**The task**
Work out how many lines in the records contain the word "Output", and give that number alone.

Provided information Start Marker

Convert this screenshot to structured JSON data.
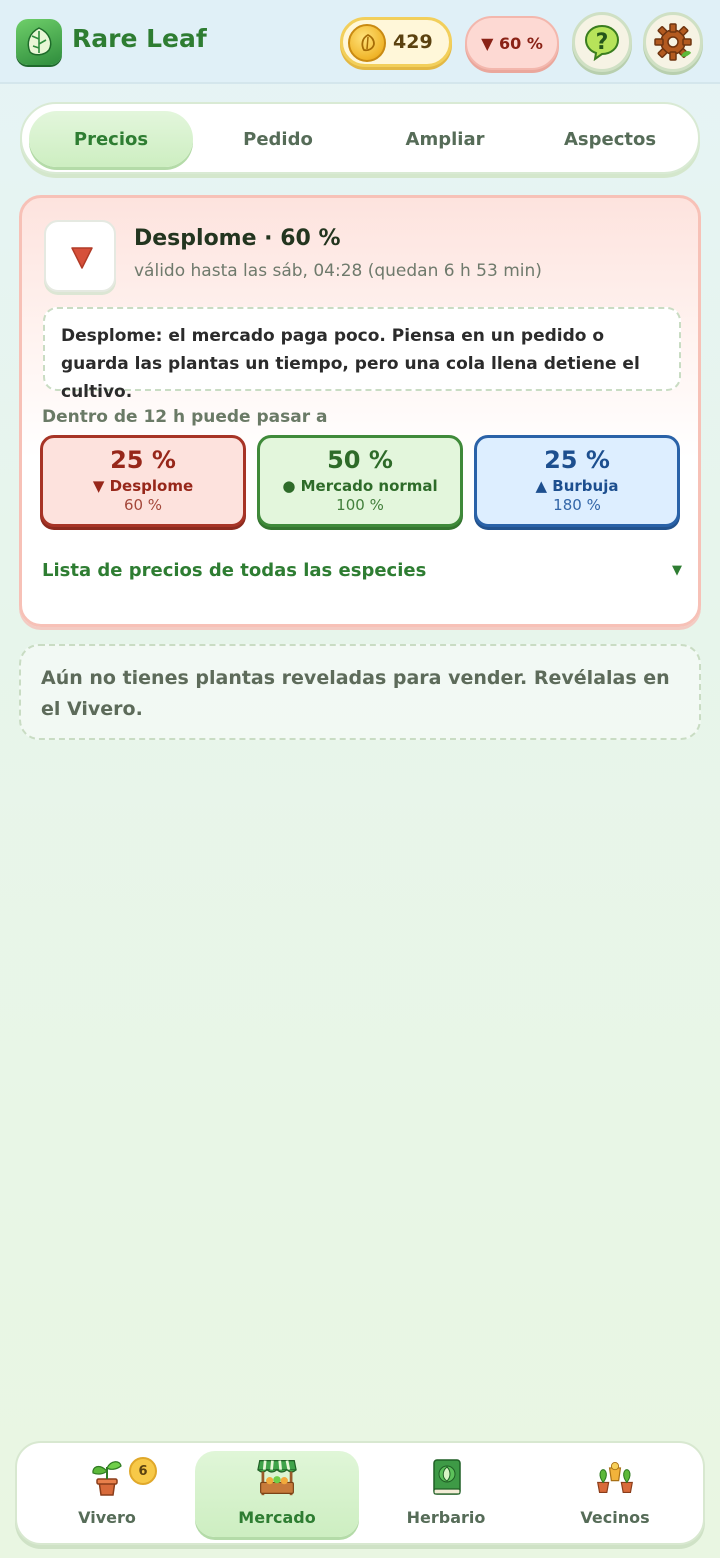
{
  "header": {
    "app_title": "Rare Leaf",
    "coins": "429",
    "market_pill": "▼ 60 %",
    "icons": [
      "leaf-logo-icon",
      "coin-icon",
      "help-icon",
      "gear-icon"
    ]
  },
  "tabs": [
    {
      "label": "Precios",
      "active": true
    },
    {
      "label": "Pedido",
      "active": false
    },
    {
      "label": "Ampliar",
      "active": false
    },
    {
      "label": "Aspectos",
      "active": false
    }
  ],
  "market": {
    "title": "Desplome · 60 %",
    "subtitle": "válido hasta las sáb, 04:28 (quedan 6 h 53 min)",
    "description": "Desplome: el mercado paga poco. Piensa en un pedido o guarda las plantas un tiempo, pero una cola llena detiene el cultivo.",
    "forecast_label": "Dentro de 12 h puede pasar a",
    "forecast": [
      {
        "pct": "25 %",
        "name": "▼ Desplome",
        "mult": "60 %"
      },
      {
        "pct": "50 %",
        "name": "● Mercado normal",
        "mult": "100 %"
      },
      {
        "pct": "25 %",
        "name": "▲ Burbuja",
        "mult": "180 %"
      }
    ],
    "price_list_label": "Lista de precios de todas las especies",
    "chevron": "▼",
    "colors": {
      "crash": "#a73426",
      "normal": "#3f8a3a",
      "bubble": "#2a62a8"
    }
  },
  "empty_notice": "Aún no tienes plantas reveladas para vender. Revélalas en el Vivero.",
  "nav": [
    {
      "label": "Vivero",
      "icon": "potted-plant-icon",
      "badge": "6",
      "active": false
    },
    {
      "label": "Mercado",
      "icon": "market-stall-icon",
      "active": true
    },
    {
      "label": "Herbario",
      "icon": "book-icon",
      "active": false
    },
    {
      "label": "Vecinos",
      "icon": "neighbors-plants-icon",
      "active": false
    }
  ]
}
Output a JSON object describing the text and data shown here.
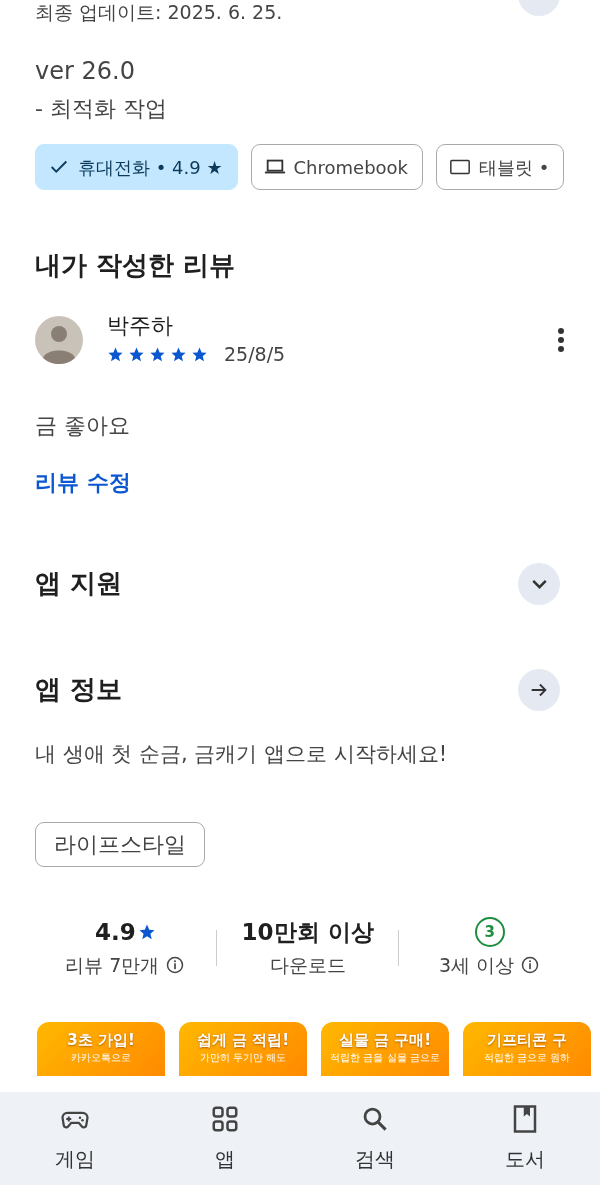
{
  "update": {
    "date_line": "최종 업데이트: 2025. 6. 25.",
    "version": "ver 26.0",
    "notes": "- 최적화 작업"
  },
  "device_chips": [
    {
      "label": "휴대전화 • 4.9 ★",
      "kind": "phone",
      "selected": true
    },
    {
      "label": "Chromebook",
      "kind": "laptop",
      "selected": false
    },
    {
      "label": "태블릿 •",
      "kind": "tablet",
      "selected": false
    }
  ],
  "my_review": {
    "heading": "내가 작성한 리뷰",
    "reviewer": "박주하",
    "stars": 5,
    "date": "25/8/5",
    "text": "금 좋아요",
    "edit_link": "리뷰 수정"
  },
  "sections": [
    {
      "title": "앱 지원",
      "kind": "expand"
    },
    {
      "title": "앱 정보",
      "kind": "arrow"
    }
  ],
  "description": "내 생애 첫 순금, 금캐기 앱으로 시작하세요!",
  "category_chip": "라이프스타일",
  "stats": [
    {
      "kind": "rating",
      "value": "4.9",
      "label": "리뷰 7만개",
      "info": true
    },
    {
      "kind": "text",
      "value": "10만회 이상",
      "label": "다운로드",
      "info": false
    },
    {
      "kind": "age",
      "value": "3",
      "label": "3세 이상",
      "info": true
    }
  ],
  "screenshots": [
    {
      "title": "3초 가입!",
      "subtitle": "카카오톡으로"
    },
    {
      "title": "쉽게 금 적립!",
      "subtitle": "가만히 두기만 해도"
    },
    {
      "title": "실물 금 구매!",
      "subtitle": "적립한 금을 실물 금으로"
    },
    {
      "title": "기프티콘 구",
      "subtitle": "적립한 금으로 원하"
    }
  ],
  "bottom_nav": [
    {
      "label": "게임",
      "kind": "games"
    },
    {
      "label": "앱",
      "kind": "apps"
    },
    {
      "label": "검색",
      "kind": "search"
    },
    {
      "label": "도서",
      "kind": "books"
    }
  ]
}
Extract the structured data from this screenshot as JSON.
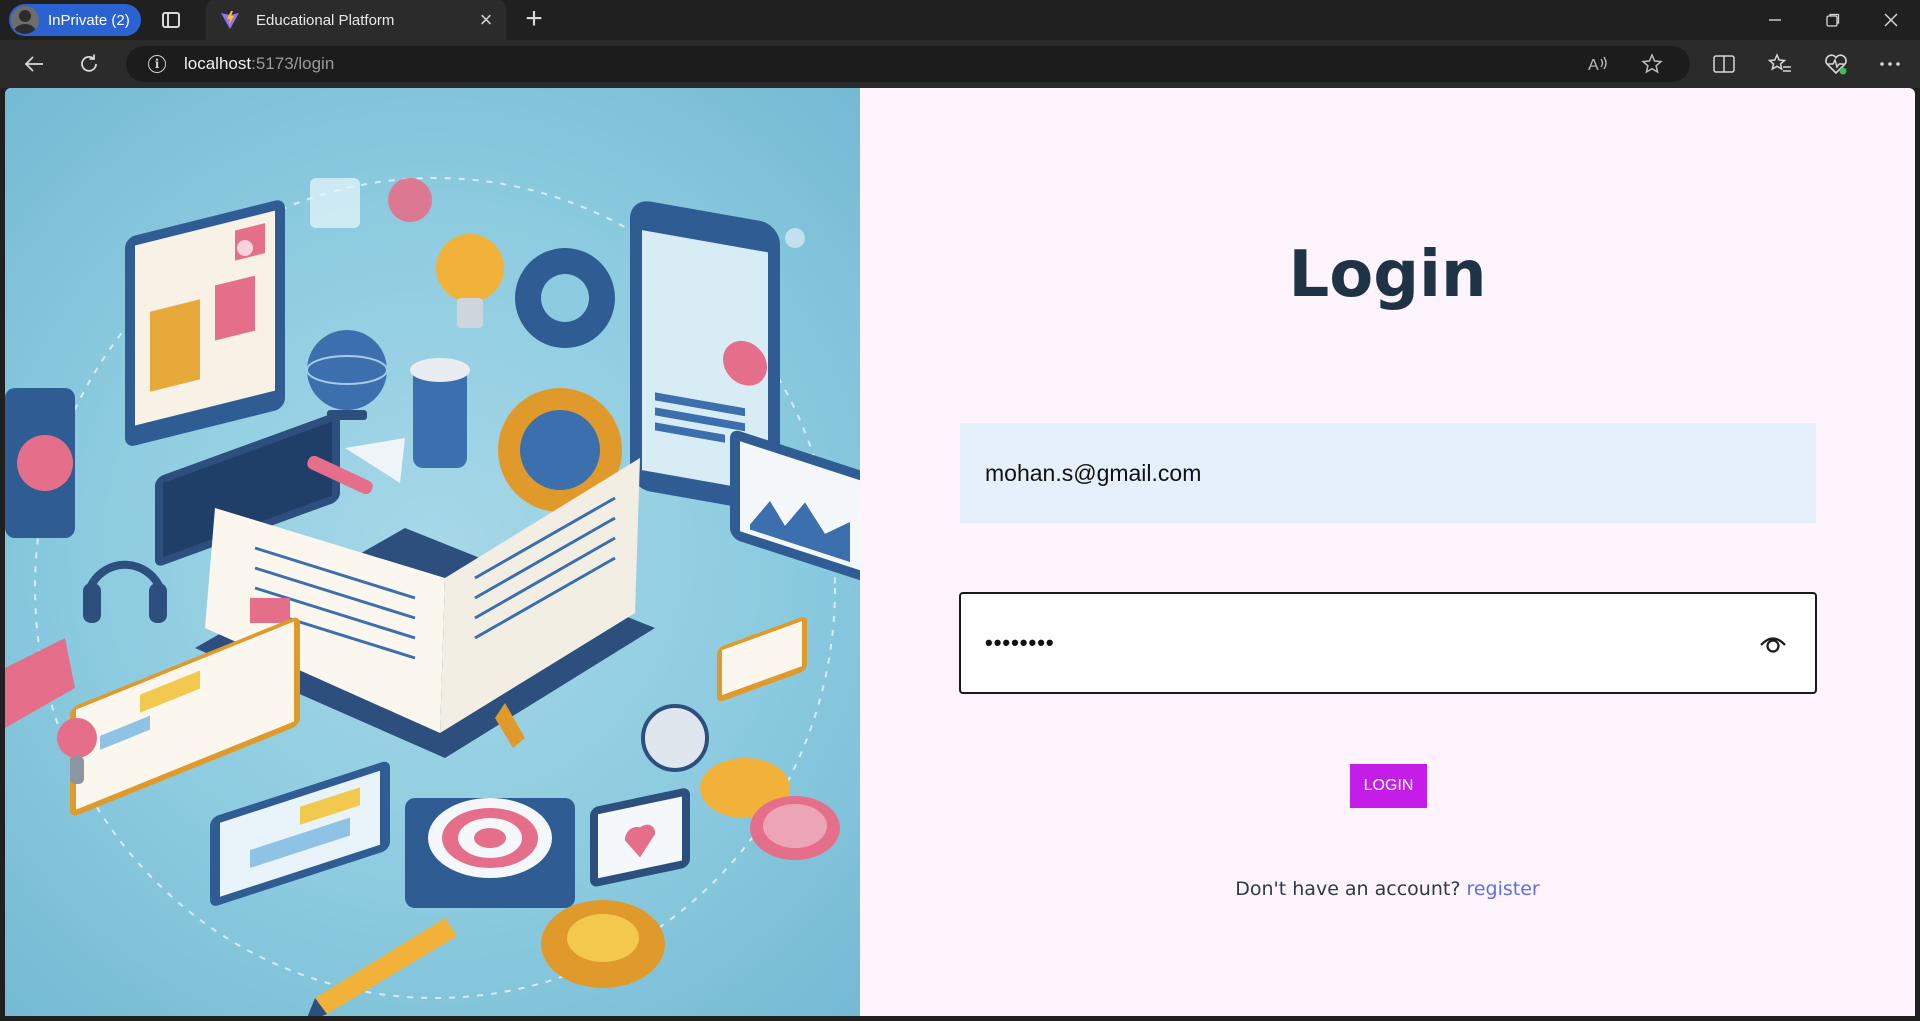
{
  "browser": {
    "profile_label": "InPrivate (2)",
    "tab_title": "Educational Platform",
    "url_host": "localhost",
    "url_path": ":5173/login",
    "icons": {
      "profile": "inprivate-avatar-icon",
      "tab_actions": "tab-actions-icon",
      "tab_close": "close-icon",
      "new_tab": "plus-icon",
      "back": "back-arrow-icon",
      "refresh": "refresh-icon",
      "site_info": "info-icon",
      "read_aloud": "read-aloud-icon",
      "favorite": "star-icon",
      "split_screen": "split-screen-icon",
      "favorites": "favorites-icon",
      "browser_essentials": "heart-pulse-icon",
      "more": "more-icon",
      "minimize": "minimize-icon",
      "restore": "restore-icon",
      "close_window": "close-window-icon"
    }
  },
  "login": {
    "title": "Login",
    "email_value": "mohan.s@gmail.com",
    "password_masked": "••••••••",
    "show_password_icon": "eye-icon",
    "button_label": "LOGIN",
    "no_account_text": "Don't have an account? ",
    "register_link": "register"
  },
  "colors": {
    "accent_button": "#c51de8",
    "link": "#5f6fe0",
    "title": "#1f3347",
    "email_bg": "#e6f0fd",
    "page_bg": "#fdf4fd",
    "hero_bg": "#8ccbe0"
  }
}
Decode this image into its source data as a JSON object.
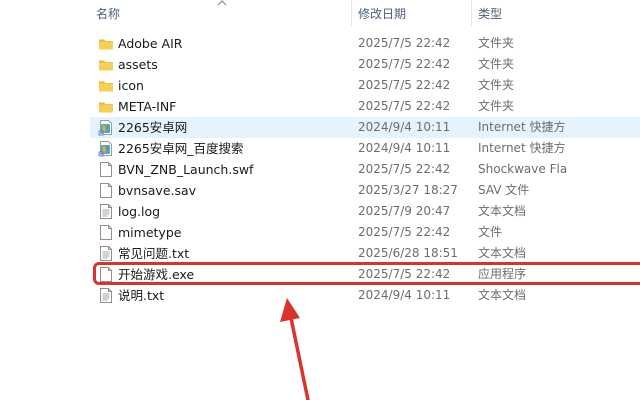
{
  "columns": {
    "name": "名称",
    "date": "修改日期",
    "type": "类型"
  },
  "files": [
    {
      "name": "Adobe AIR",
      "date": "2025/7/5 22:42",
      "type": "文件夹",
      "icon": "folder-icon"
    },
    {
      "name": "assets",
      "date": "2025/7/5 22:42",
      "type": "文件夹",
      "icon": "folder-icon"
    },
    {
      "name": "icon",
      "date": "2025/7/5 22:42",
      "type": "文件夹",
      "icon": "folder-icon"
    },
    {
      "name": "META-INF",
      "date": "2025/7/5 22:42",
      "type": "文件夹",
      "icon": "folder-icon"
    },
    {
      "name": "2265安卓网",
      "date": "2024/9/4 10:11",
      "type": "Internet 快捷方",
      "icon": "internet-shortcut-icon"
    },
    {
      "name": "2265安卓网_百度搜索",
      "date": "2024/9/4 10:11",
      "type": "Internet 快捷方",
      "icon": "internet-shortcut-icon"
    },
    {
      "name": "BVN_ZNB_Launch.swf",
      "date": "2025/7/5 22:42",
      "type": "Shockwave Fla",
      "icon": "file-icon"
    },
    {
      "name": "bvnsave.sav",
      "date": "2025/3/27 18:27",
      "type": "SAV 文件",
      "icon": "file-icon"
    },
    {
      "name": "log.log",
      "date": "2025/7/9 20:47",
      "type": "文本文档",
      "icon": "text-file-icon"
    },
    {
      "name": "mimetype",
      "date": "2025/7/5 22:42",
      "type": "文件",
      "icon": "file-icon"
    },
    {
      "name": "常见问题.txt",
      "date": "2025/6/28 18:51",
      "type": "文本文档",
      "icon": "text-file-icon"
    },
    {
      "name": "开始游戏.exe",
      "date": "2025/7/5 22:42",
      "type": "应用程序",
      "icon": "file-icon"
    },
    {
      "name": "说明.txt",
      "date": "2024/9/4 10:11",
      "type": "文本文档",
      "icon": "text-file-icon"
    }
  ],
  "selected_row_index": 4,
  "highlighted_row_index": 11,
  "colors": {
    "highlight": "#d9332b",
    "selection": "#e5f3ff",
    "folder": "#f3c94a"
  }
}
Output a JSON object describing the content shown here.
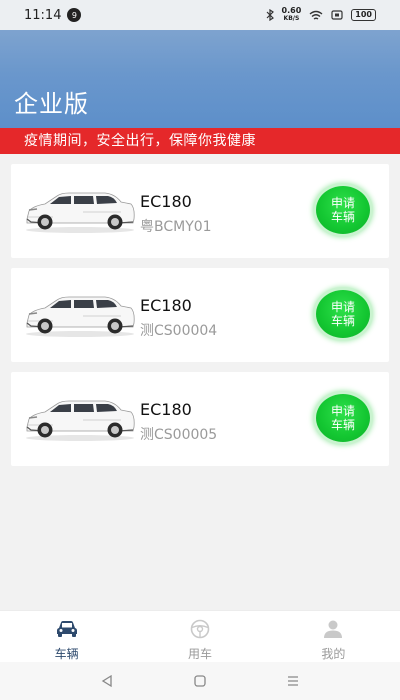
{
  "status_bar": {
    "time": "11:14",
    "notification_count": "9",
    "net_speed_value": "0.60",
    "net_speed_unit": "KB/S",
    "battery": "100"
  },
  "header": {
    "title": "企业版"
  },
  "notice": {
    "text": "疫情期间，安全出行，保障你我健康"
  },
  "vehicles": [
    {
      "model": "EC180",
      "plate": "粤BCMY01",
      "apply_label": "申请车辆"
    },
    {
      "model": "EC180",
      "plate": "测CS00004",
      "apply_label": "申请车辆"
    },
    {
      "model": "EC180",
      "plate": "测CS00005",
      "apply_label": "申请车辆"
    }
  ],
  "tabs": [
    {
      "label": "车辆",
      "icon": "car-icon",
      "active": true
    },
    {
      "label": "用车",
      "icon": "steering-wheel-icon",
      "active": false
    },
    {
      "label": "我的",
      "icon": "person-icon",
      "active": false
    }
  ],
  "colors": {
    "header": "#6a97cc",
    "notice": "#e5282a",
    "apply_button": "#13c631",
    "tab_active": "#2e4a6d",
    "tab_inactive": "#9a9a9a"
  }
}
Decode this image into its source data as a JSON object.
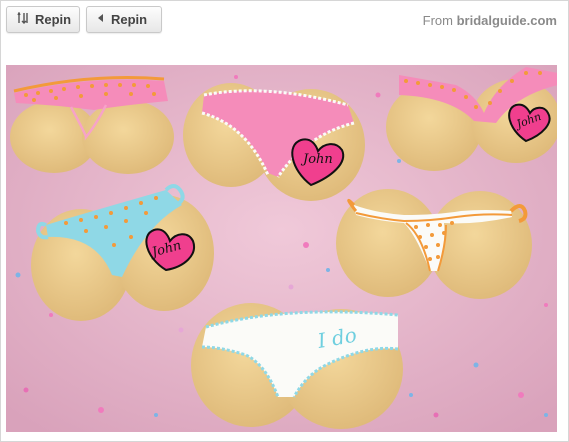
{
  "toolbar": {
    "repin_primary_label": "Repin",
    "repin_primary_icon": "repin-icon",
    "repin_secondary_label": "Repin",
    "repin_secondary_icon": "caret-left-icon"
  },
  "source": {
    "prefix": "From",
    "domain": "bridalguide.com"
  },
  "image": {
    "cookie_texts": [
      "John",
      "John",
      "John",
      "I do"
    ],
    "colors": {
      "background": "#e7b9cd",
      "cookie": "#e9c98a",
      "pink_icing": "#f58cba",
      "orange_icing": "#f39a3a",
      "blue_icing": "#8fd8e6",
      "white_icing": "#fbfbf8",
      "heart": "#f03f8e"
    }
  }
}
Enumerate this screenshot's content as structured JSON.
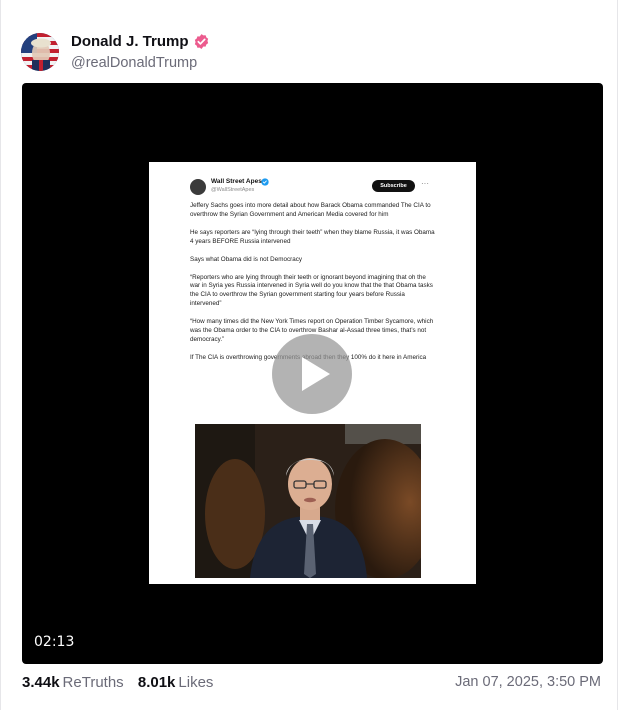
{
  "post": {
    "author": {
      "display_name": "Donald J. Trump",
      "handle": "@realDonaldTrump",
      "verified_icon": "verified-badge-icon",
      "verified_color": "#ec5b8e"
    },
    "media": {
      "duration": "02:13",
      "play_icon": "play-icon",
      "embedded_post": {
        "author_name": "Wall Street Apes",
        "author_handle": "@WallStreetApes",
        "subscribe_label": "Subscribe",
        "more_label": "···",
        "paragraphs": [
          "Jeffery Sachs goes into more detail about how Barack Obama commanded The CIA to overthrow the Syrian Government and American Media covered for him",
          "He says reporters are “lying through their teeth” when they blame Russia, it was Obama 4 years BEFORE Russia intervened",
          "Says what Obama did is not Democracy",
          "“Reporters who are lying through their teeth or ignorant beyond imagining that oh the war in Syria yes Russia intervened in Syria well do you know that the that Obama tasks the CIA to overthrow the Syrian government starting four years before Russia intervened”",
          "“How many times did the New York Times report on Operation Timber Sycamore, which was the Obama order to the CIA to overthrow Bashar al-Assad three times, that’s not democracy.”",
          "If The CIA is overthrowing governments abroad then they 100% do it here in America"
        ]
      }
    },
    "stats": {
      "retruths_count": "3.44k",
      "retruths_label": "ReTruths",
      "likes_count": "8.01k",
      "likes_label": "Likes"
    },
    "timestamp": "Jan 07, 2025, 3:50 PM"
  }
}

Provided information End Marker

**Answer for this exercise**
2